## Action item
Here is a block of records. Copy every line in it that includes "structured".

● ● ●

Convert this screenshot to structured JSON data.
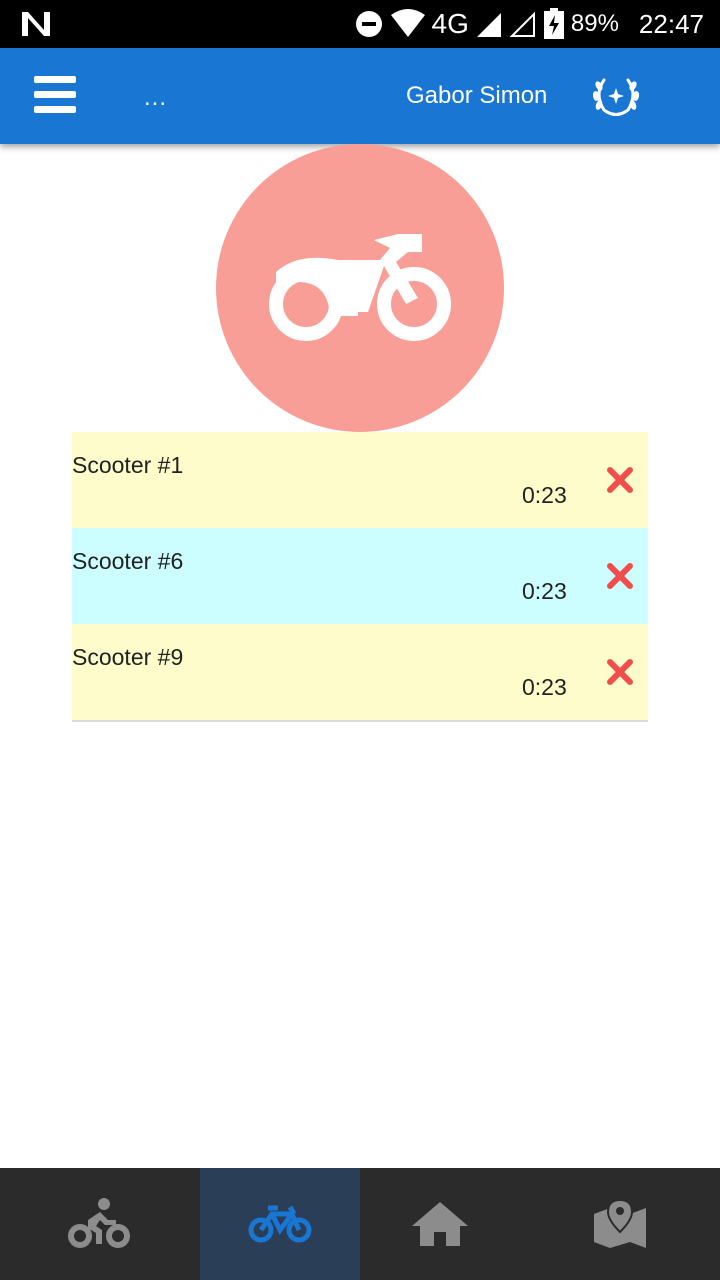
{
  "status_bar": {
    "network": "4G",
    "battery": "89%",
    "time": "22:47"
  },
  "app_bar": {
    "title": "...",
    "user_name": "Gabor Simon"
  },
  "hero": {
    "icon": "motorcycle-icon",
    "color": "#f89e97"
  },
  "rentals": [
    {
      "name": "Scooter #1",
      "time": "0:23",
      "bg": "#fffccc"
    },
    {
      "name": "Scooter #6",
      "time": "0:23",
      "bg": "#ccfeff"
    },
    {
      "name": "Scooter #9",
      "time": "0:23",
      "bg": "#fffccc"
    }
  ],
  "bottom_nav": {
    "items": [
      {
        "icon": "cyclist-icon",
        "active": false
      },
      {
        "icon": "bicycle-icon",
        "active": true
      },
      {
        "icon": "home-icon",
        "active": false
      },
      {
        "icon": "map-icon",
        "active": false
      }
    ],
    "active_color": "#1976d2",
    "inactive_color": "#8c8c8c"
  },
  "colors": {
    "primary": "#1976d2",
    "remove": "#f24d4d"
  }
}
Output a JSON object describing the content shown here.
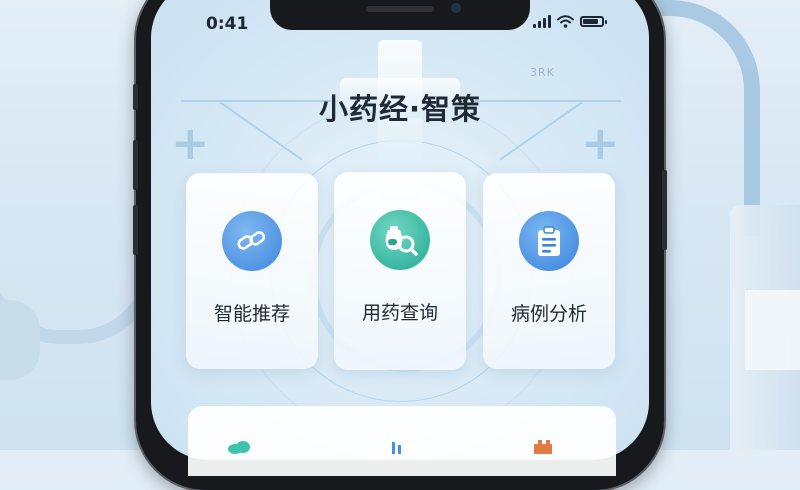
{
  "status_bar": {
    "time": "0:41",
    "signal_icon": "signal-icon",
    "wifi_icon": "wifi-icon",
    "battery_icon": "battery-icon"
  },
  "background_text": "3RK",
  "app": {
    "title": "小药经·智策"
  },
  "features": [
    {
      "label": "智能推荐",
      "icon": "link-chain-icon",
      "color": "#4a8fe0"
    },
    {
      "label": "用药查询",
      "icon": "medicine-search-icon",
      "color": "#2fb7a3"
    },
    {
      "label": "病例分析",
      "icon": "clipboard-icon",
      "color": "#3f8be0"
    }
  ],
  "bottom_panel": {
    "icons": [
      "leaf-icon",
      "chart-icon",
      "tower-icon"
    ]
  },
  "colors": {
    "accent_blue": "#4a8fe0",
    "accent_teal": "#2fb7a3",
    "title": "#1f2a36"
  }
}
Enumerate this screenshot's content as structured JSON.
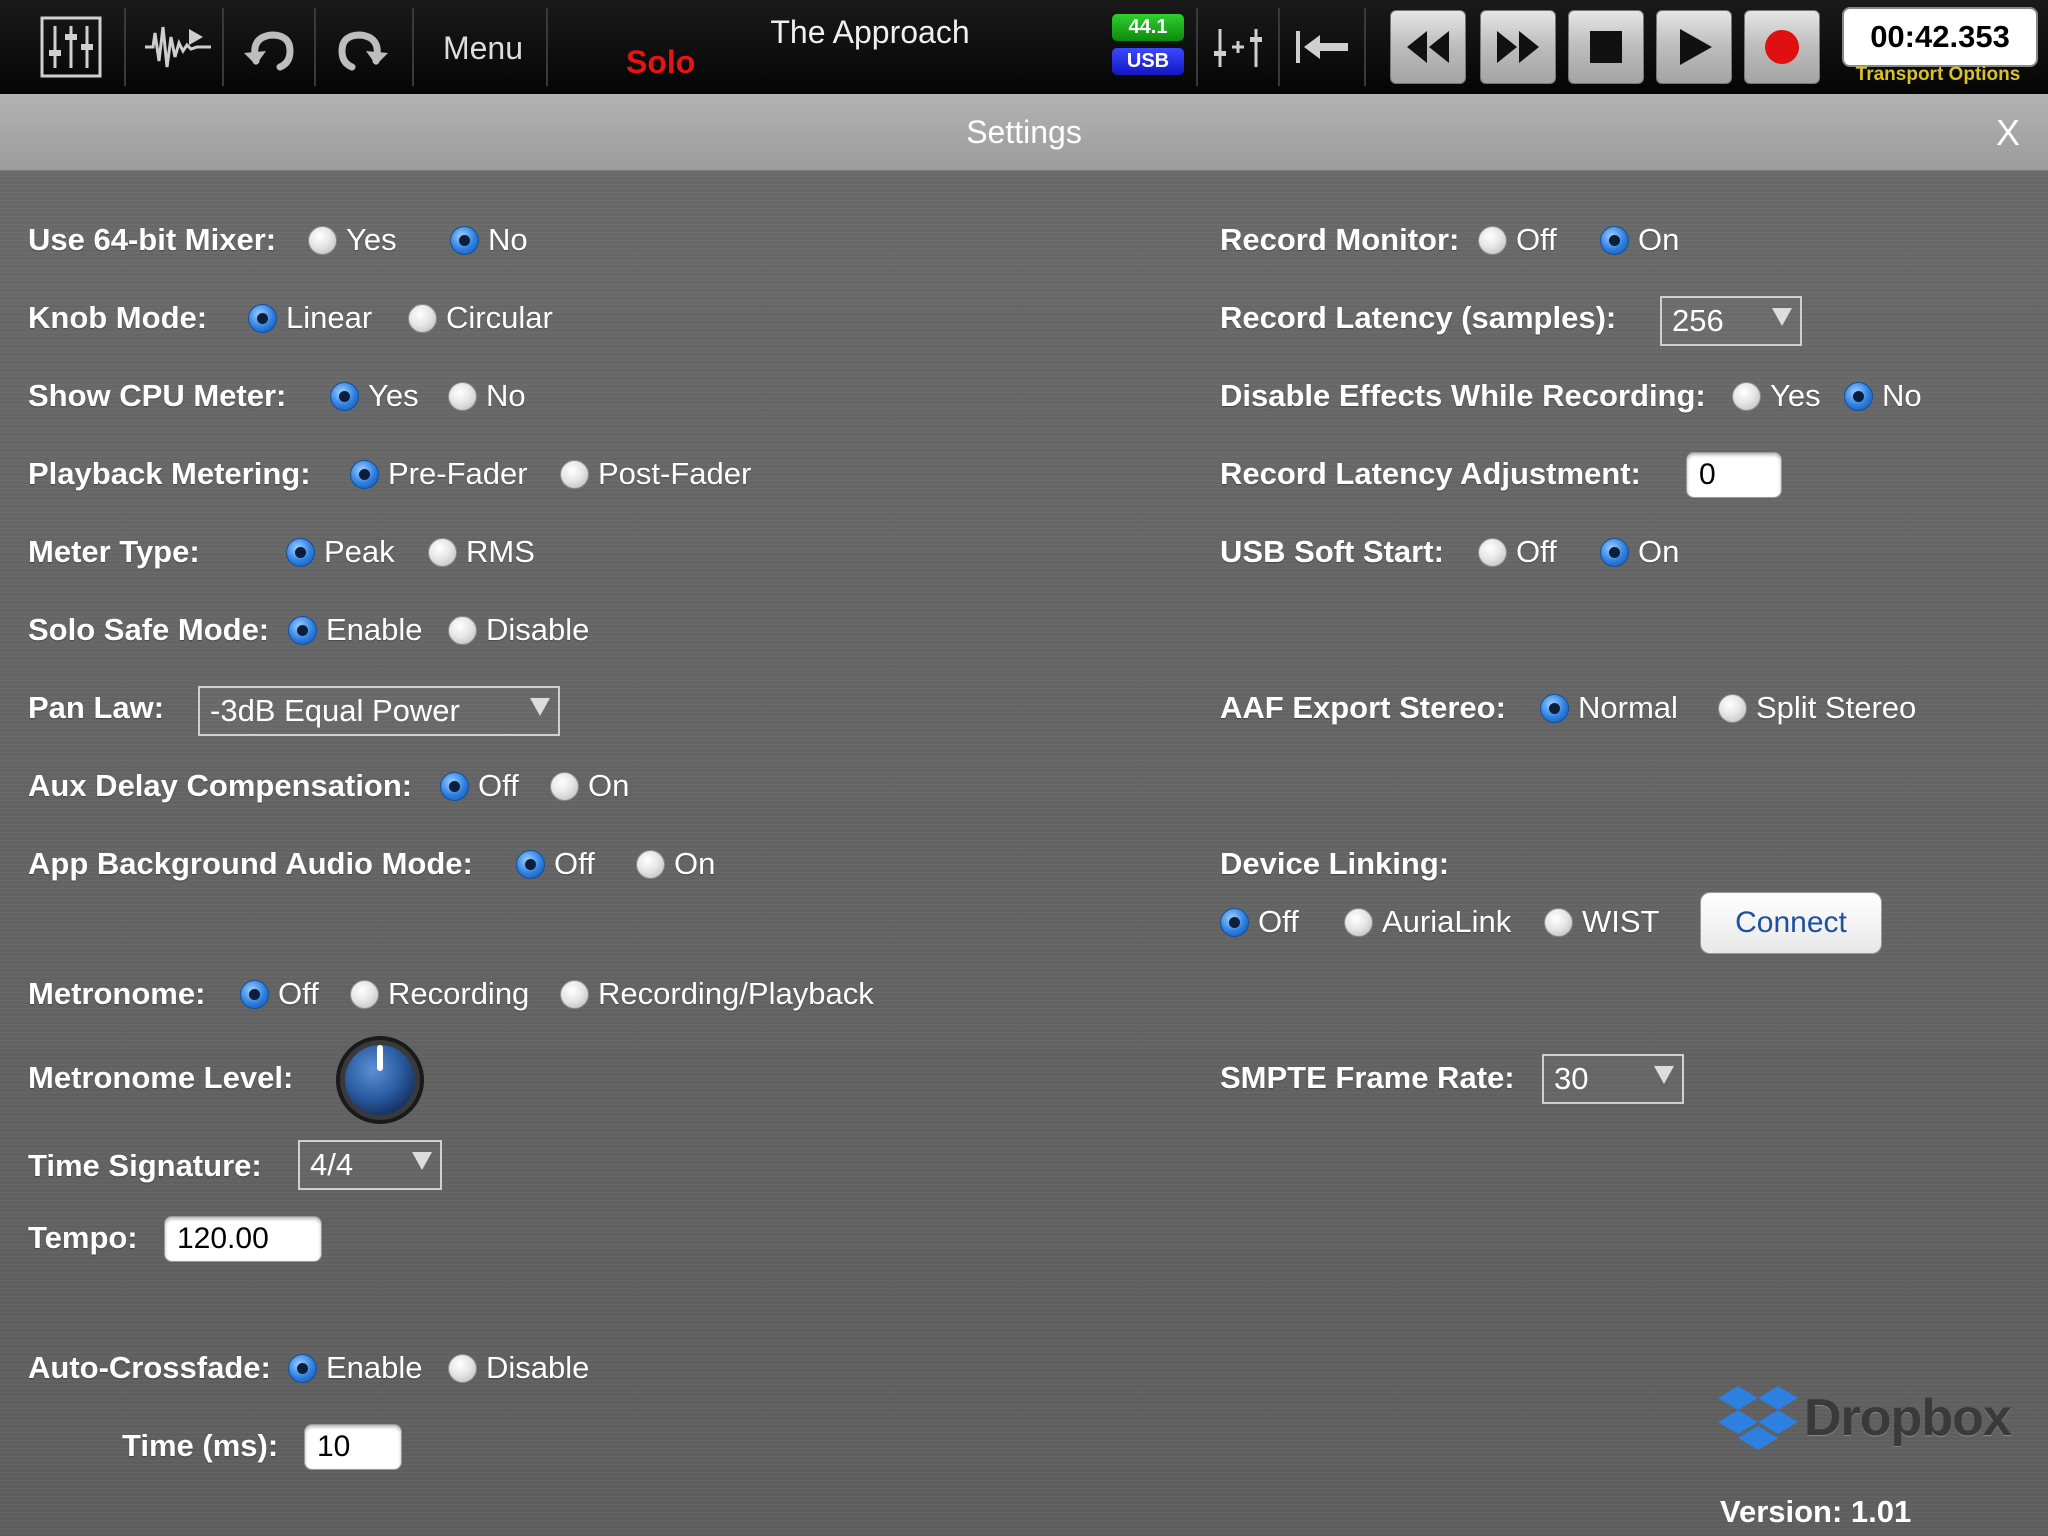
{
  "topbar": {
    "menu_label": "Menu",
    "solo_label": "Solo",
    "song_title": "The Approach",
    "sample_rate": "44.1",
    "interface": "USB",
    "time": "00:42.353",
    "transport_options": "Transport Options",
    "colors": {
      "solo": "#e81414",
      "rate_badge": "#1aa51a",
      "usb_badge": "#2020e0",
      "record": "#e01010"
    }
  },
  "settings": {
    "title": "Settings",
    "close": "X",
    "left": {
      "use_64bit_mixer": {
        "label": "Use 64-bit Mixer:",
        "options": [
          "Yes",
          "No"
        ],
        "selected": "No"
      },
      "knob_mode": {
        "label": "Knob Mode:",
        "options": [
          "Linear",
          "Circular"
        ],
        "selected": "Linear"
      },
      "show_cpu_meter": {
        "label": "Show CPU Meter:",
        "options": [
          "Yes",
          "No"
        ],
        "selected": "Yes"
      },
      "playback_metering": {
        "label": "Playback Metering:",
        "options": [
          "Pre-Fader",
          "Post-Fader"
        ],
        "selected": "Pre-Fader"
      },
      "meter_type": {
        "label": "Meter Type:",
        "options": [
          "Peak",
          "RMS"
        ],
        "selected": "Peak"
      },
      "solo_safe_mode": {
        "label": "Solo Safe Mode:",
        "options": [
          "Enable",
          "Disable"
        ],
        "selected": "Enable"
      },
      "pan_law": {
        "label": "Pan Law:",
        "value": "-3dB Equal Power"
      },
      "aux_delay_compensation": {
        "label": "Aux Delay Compensation:",
        "options": [
          "Off",
          "On"
        ],
        "selected": "Off"
      },
      "app_background_audio": {
        "label": "App Background Audio Mode:",
        "options": [
          "Off",
          "On"
        ],
        "selected": "Off"
      },
      "metronome": {
        "label": "Metronome:",
        "options": [
          "Off",
          "Recording",
          "Recording/Playback"
        ],
        "selected": "Off"
      },
      "metronome_level": {
        "label": "Metronome Level:"
      },
      "time_signature": {
        "label": "Time Signature:",
        "value": "4/4"
      },
      "tempo": {
        "label": "Tempo:",
        "value": "120.00"
      },
      "auto_crossfade": {
        "label": "Auto-Crossfade:",
        "options": [
          "Enable",
          "Disable"
        ],
        "selected": "Enable"
      },
      "crossfade_time": {
        "label": "Time (ms):",
        "value": "10"
      }
    },
    "right": {
      "record_monitor": {
        "label": "Record Monitor:",
        "options": [
          "Off",
          "On"
        ],
        "selected": "On"
      },
      "record_latency": {
        "label": "Record Latency (samples):",
        "value": "256"
      },
      "disable_effects_recording": {
        "label": "Disable Effects While Recording:",
        "options": [
          "Yes",
          "No"
        ],
        "selected": "No"
      },
      "record_latency_adjustment": {
        "label": "Record Latency Adjustment:",
        "value": "0"
      },
      "usb_soft_start": {
        "label": "USB Soft Start:",
        "options": [
          "Off",
          "On"
        ],
        "selected": "On"
      },
      "aaf_export_stereo": {
        "label": "AAF Export Stereo:",
        "options": [
          "Normal",
          "Split Stereo"
        ],
        "selected": "Normal"
      },
      "device_linking": {
        "label": "Device Linking:",
        "options": [
          "Off",
          "AuriaLink",
          "WIST"
        ],
        "selected": "Off",
        "connect_label": "Connect"
      },
      "smpte_frame_rate": {
        "label": "SMPTE Frame Rate:",
        "value": "30"
      }
    },
    "dropbox_label": "Dropbox",
    "version": "Version: 1.01"
  }
}
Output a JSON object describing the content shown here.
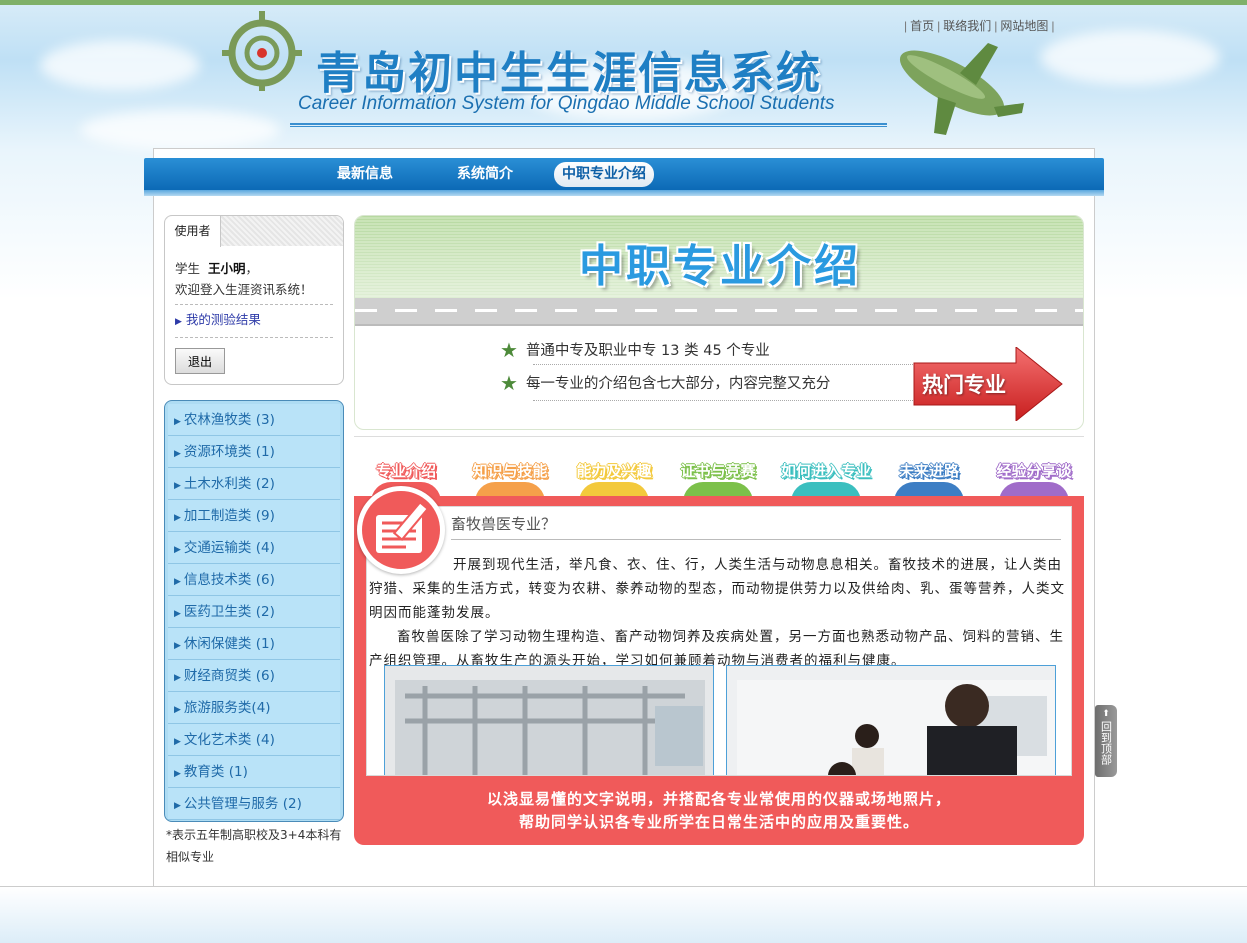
{
  "header": {
    "title_cn": "青岛初中生生涯信息系统",
    "title_en": "Career Information System for Qingdao Middle School Students",
    "toplinks": [
      "首页",
      "联络我们",
      "网站地图"
    ]
  },
  "nav": {
    "items": [
      "最新信息",
      "系统简介",
      "中职专业介绍"
    ],
    "active_index": 2
  },
  "user": {
    "tab_label": "使用者",
    "role": "学生",
    "name": "王小明",
    "welcome": "欢迎登入生涯资讯系统！",
    "result_link": "我的测验结果",
    "logout_label": "退出"
  },
  "categories": [
    "农林渔牧类 (3)",
    "资源环境类 (1)",
    "土木水利类 (2)",
    "加工制造类 (9)",
    "交通运输类 (4)",
    "信息技术类 (6)",
    "医药卫生类 (2)",
    "休闲保健类 (1)",
    "财经商贸类 (6)",
    "旅游服务类(4)",
    "文化艺术类 (4)",
    "教育类 (1)",
    "公共管理与服务 (2)"
  ],
  "note": "*表示五年制高职校及3+4本科有相似专业",
  "banner": {
    "title": "中职专业介绍",
    "bullets": [
      "普通中专及职业中专 13 类 45 个专业",
      "每一专业的介绍包含七大部分，内容完整又充分"
    ],
    "hot_label": "热门专业"
  },
  "tabs": [
    {
      "label": "专业介绍",
      "color": "#f05a5a"
    },
    {
      "label": "知识与技能",
      "color": "#f5a04a"
    },
    {
      "label": "能力及兴趣",
      "color": "#f3c93c"
    },
    {
      "label": "证书与竞赛",
      "color": "#7cc04a"
    },
    {
      "label": "如何进入专业",
      "color": "#3bbfbf"
    },
    {
      "label": "未来进路",
      "color": "#3d7ec4"
    },
    {
      "label": "经验分享谈",
      "color": "#a06cc9"
    }
  ],
  "panel": {
    "question": "畜牧兽医专业？",
    "para1": "开展到现代生活，举凡食、衣、住、行，人类生活与动物息息相关。畜牧技术的进展，让人类由狩猎、采集的生活方式，转变为农耕、豢养动物的型态，而动物提供劳力以及供给肉、乳、蛋等营养，人类文明因而能蓬勃发展。",
    "para2": "畜牧兽医除了学习动物生理构造、畜产动物饲养及疾病处置，另一方面也熟悉动物产品、饲料的营销、生产组织管理。从畜牧生产的源头开始，学习如何兼顾着动物与消费者的福利与健康。",
    "caption1": "以浅显易懂的文字说明，并搭配各专业常使用的仪器或场地照片，",
    "caption2": "帮助同学认识各专业所学在日常生活中的应用及重要性。"
  },
  "backtop": "回到顶部",
  "colors": {
    "nav_blue": "#0a67b4",
    "panel_red": "#f05a5a",
    "category_bg": "#b9e3f8",
    "link_blue": "#2d3aa8"
  }
}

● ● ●

## Result of the task
Convert this screenshot to structured JSON data.
Enumerate this screenshot's content as structured JSON.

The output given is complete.